=== Data records ===

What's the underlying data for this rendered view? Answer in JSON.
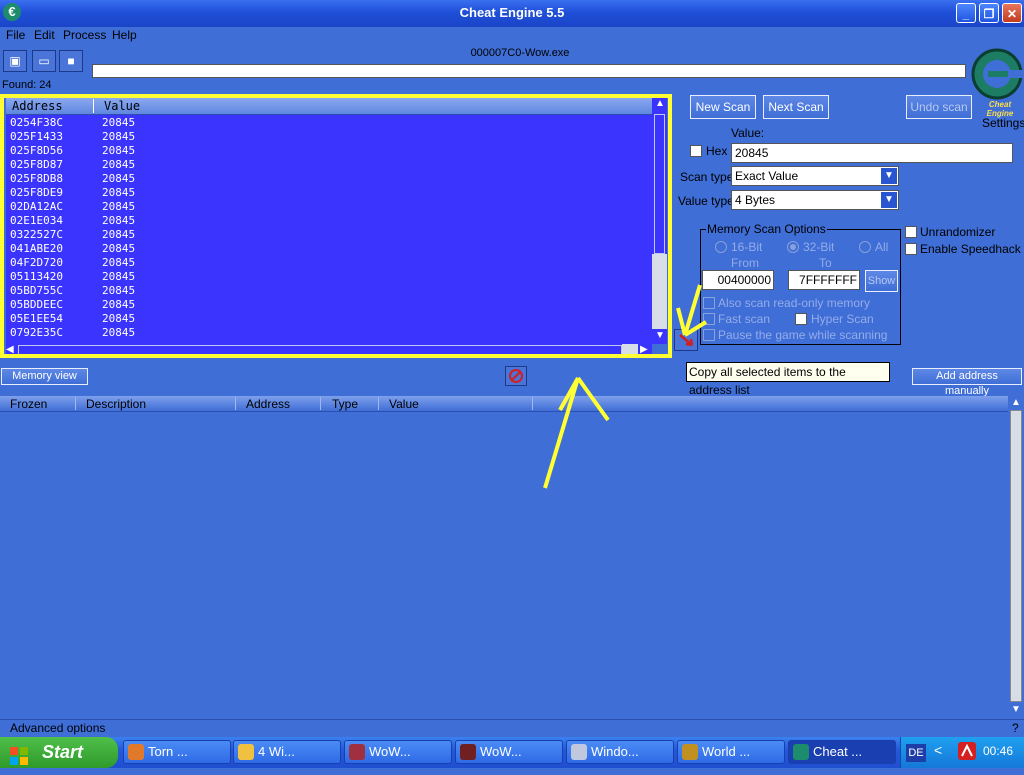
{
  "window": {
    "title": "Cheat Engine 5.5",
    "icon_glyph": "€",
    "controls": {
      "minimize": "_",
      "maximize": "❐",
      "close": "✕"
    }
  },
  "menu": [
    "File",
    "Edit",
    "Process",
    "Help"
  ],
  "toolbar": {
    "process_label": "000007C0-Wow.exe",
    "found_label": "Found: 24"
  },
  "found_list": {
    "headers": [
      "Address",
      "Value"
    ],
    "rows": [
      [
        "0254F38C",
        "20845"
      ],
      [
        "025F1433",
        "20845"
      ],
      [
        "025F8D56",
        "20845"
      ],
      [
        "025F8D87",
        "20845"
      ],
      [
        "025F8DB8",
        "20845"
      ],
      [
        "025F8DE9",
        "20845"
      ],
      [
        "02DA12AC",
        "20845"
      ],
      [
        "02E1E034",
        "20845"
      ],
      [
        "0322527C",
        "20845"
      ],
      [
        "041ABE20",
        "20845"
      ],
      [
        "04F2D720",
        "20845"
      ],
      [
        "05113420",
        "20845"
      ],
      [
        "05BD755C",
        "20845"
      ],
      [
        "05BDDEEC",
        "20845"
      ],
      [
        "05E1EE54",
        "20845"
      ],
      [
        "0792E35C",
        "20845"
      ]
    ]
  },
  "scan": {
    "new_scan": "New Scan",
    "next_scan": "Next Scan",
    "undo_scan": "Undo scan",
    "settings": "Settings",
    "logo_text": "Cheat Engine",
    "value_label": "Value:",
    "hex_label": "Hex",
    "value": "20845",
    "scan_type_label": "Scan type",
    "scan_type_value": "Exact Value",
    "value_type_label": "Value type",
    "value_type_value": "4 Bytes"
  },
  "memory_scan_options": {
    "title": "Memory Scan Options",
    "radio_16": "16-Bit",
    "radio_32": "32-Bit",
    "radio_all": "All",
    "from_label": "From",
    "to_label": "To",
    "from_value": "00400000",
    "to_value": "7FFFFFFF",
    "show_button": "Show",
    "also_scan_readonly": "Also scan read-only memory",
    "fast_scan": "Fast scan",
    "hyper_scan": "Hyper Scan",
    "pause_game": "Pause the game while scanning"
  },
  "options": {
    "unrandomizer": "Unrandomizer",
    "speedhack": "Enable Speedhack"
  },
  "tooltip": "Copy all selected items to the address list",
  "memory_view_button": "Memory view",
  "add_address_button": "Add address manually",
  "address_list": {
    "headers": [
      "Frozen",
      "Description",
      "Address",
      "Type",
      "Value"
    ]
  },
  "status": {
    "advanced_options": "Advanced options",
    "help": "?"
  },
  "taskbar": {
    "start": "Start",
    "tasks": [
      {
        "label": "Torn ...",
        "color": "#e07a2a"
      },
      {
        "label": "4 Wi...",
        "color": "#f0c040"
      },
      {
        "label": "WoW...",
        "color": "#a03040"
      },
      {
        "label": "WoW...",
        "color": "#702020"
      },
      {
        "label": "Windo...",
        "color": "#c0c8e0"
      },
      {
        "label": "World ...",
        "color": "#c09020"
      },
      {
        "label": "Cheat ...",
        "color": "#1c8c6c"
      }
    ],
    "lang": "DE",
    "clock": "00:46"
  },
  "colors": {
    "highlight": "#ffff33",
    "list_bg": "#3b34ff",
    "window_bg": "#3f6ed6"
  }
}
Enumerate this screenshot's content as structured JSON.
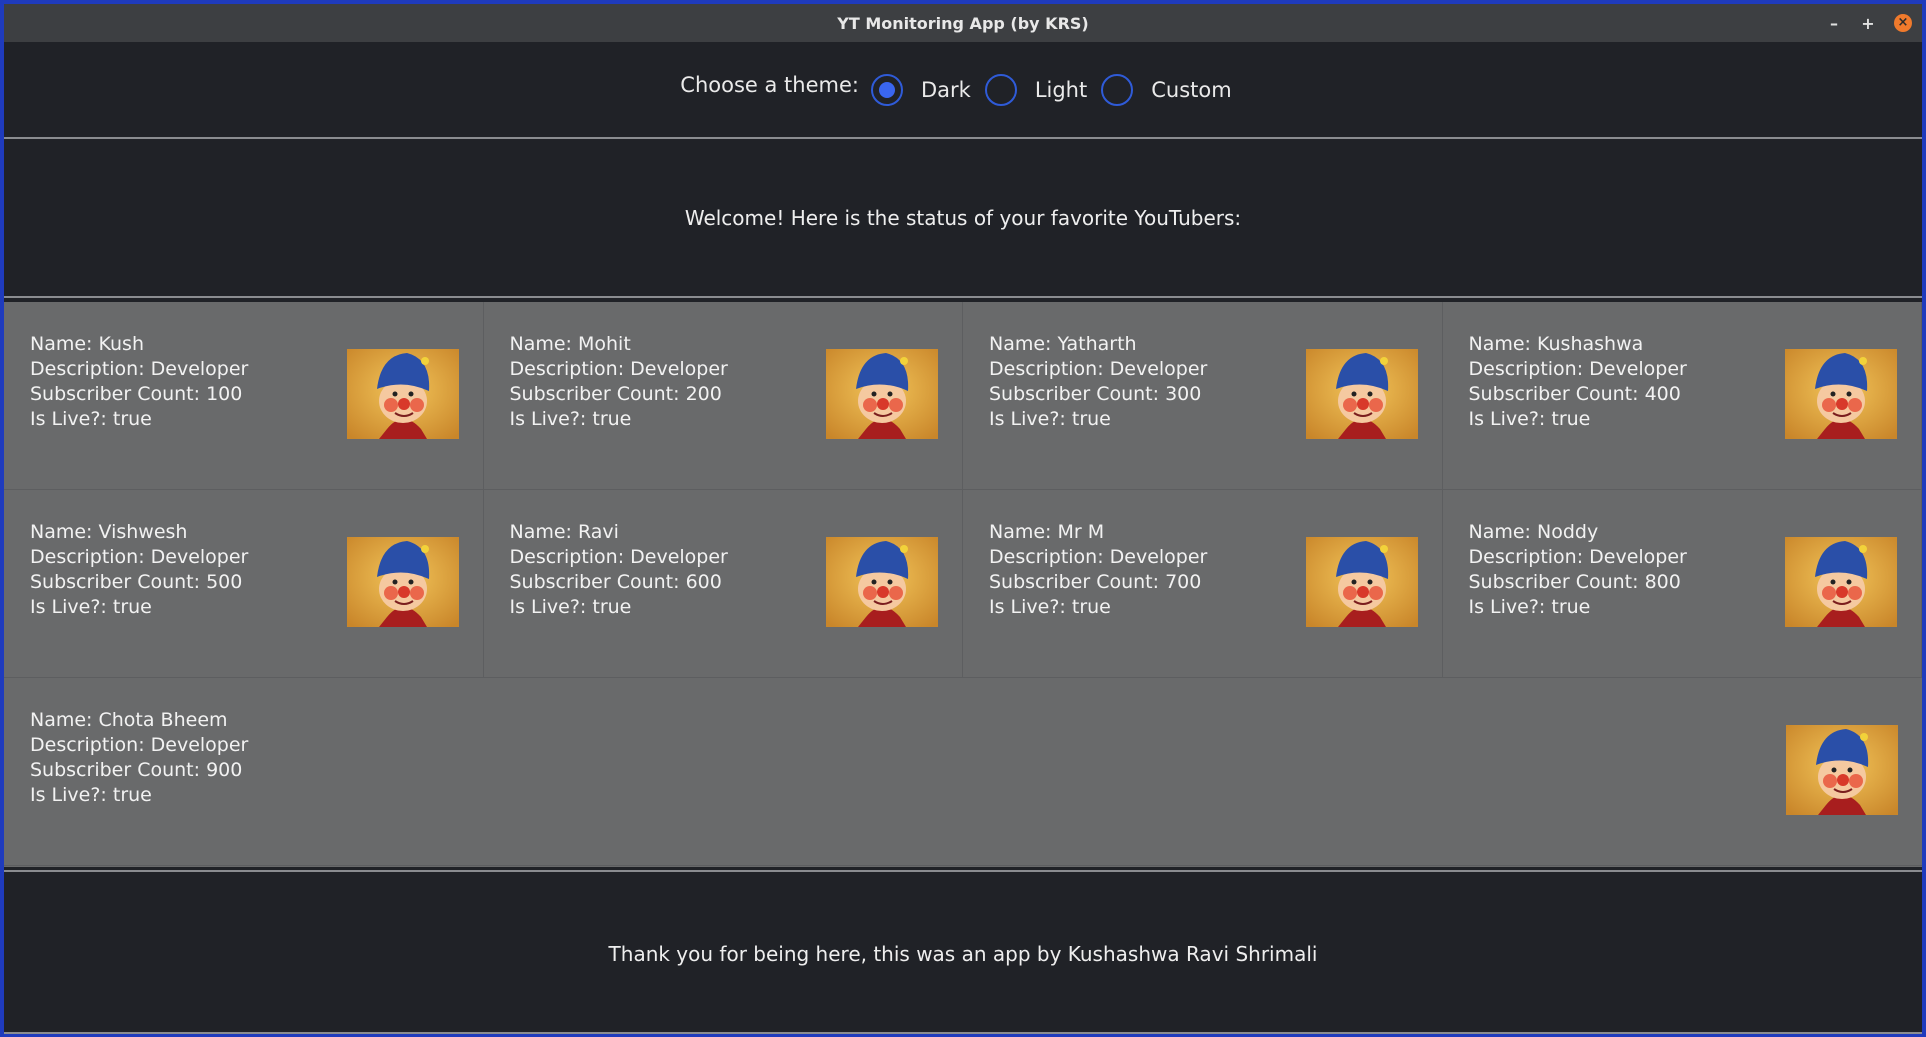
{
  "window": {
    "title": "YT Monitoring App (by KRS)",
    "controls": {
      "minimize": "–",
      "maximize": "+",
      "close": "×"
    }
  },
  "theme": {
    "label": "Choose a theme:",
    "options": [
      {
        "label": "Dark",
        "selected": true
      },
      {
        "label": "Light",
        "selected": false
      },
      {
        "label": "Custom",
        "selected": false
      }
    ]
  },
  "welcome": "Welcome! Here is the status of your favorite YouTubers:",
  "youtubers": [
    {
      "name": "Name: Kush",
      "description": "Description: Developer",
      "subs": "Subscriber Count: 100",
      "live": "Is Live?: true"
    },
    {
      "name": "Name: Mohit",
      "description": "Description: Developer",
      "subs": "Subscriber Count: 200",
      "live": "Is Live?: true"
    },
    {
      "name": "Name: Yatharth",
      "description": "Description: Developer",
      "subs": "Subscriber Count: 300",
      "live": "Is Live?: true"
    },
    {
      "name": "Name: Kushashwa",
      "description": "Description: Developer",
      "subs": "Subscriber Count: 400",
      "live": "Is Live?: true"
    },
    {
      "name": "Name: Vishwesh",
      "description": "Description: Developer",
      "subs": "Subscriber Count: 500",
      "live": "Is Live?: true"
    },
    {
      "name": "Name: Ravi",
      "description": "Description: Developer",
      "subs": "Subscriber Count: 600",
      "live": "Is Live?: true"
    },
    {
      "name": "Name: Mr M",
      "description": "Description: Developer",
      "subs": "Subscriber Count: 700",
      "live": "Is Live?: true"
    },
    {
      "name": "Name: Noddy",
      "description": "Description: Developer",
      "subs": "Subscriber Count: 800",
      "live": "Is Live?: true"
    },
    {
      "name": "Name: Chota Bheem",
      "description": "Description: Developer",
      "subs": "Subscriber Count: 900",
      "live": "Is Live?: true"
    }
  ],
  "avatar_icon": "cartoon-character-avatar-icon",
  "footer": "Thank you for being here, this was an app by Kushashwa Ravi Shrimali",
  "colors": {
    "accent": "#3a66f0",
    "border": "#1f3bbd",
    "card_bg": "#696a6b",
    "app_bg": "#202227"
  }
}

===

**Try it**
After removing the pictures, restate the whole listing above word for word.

**Your solution**
What's the underlying data for this rendered view? Answer in JSON.
{
  "window": {
    "title": "Cheat Engine 5.5",
    "icon_glyph": "€",
    "controls": {
      "minimize": "_",
      "maximize": "❐",
      "close": "✕"
    }
  },
  "menu": [
    "File",
    "Edit",
    "Process",
    "Help"
  ],
  "toolbar": {
    "process_label": "000007C0-Wow.exe",
    "found_label": "Found: 24"
  },
  "found_list": {
    "headers": [
      "Address",
      "Value"
    ],
    "rows": [
      [
        "0254F38C",
        "20845"
      ],
      [
        "025F1433",
        "20845"
      ],
      [
        "025F8D56",
        "20845"
      ],
      [
        "025F8D87",
        "20845"
      ],
      [
        "025F8DB8",
        "20845"
      ],
      [
        "025F8DE9",
        "20845"
      ],
      [
        "02DA12AC",
        "20845"
      ],
      [
        "02E1E034",
        "20845"
      ],
      [
        "0322527C",
        "20845"
      ],
      [
        "041ABE20",
        "20845"
      ],
      [
        "04F2D720",
        "20845"
      ],
      [
        "05113420",
        "20845"
      ],
      [
        "05BD755C",
        "20845"
      ],
      [
        "05BDDEEC",
        "20845"
      ],
      [
        "05E1EE54",
        "20845"
      ],
      [
        "0792E35C",
        "20845"
      ]
    ]
  },
  "scan": {
    "new_scan": "New Scan",
    "next_scan": "Next Scan",
    "undo_scan": "Undo scan",
    "settings": "Settings",
    "logo_text": "Cheat Engine",
    "value_label": "Value:",
    "hex_label": "Hex",
    "value": "20845",
    "scan_type_label": "Scan type",
    "scan_type_value": "Exact Value",
    "value_type_label": "Value type",
    "value_type_value": "4 Bytes"
  },
  "memory_scan_options": {
    "title": "Memory Scan Options",
    "radio_16": "16-Bit",
    "radio_32": "32-Bit",
    "radio_all": "All",
    "from_label": "From",
    "to_label": "To",
    "from_value": "00400000",
    "to_value": "7FFFFFFF",
    "show_button": "Show",
    "also_scan_readonly": "Also scan read-only memory",
    "fast_scan": "Fast scan",
    "hyper_scan": "Hyper Scan",
    "pause_game": "Pause the game while scanning"
  },
  "options": {
    "unrandomizer": "Unrandomizer",
    "speedhack": "Enable Speedhack"
  },
  "tooltip": "Copy all selected items to the address list",
  "memory_view_button": "Memory view",
  "add_address_button": "Add address manually",
  "address_list": {
    "headers": [
      "Frozen",
      "Description",
      "Address",
      "Type",
      "Value"
    ]
  },
  "status": {
    "advanced_options": "Advanced options",
    "help": "?"
  },
  "taskbar": {
    "start": "Start",
    "tasks": [
      {
        "label": "Torn ...",
        "color": "#e07a2a"
      },
      {
        "label": "4 Wi...",
        "color": "#f0c040"
      },
      {
        "label": "WoW...",
        "color": "#a03040"
      },
      {
        "label": "WoW...",
        "color": "#702020"
      },
      {
        "label": "Windo...",
        "color": "#c0c8e0"
      },
      {
        "label": "World ...",
        "color": "#c09020"
      },
      {
        "label": "Cheat ...",
        "color": "#1c8c6c"
      }
    ],
    "lang": "DE",
    "clock": "00:46"
  },
  "colors": {
    "highlight": "#ffff33",
    "list_bg": "#3b34ff",
    "window_bg": "#3f6ed6"
  }
}
Enumerate this screenshot's content as structured JSON.
{
  "window": {
    "title": "YT Monitoring App (by KRS)",
    "controls": {
      "minimize": "–",
      "maximize": "+",
      "close": "×"
    }
  },
  "theme": {
    "label": "Choose a theme:",
    "options": [
      {
        "label": "Dark",
        "selected": true
      },
      {
        "label": "Light",
        "selected": false
      },
      {
        "label": "Custom",
        "selected": false
      }
    ]
  },
  "welcome": "Welcome! Here is the status of your favorite YouTubers:",
  "youtubers": [
    {
      "name": "Name: Kush",
      "description": "Description: Developer",
      "subs": "Subscriber Count: 100",
      "live": "Is Live?: true"
    },
    {
      "name": "Name: Mohit",
      "description": "Description: Developer",
      "subs": "Subscriber Count: 200",
      "live": "Is Live?: true"
    },
    {
      "name": "Name: Yatharth",
      "description": "Description: Developer",
      "subs": "Subscriber Count: 300",
      "live": "Is Live?: true"
    },
    {
      "name": "Name: Kushashwa",
      "description": "Description: Developer",
      "subs": "Subscriber Count: 400",
      "live": "Is Live?: true"
    },
    {
      "name": "Name: Vishwesh",
      "description": "Description: Developer",
      "subs": "Subscriber Count: 500",
      "live": "Is Live?: true"
    },
    {
      "name": "Name: Ravi",
      "description": "Description: Developer",
      "subs": "Subscriber Count: 600",
      "live": "Is Live?: true"
    },
    {
      "name": "Name: Mr M",
      "description": "Description: Developer",
      "subs": "Subscriber Count: 700",
      "live": "Is Live?: true"
    },
    {
      "name": "Name: Noddy",
      "description": "Description: Developer",
      "subs": "Subscriber Count: 800",
      "live": "Is Live?: true"
    },
    {
      "name": "Name: Chota Bheem",
      "description": "Description: Developer",
      "subs": "Subscriber Count: 900",
      "live": "Is Live?: true"
    }
  ],
  "avatar_icon": "cartoon-character-avatar-icon",
  "footer": "Thank you for being here, this was an app by Kushashwa Ravi Shrimali",
  "colors": {
    "accent": "#3a66f0",
    "border": "#1f3bbd",
    "card_bg": "#696a6b",
    "app_bg": "#202227"
  }
}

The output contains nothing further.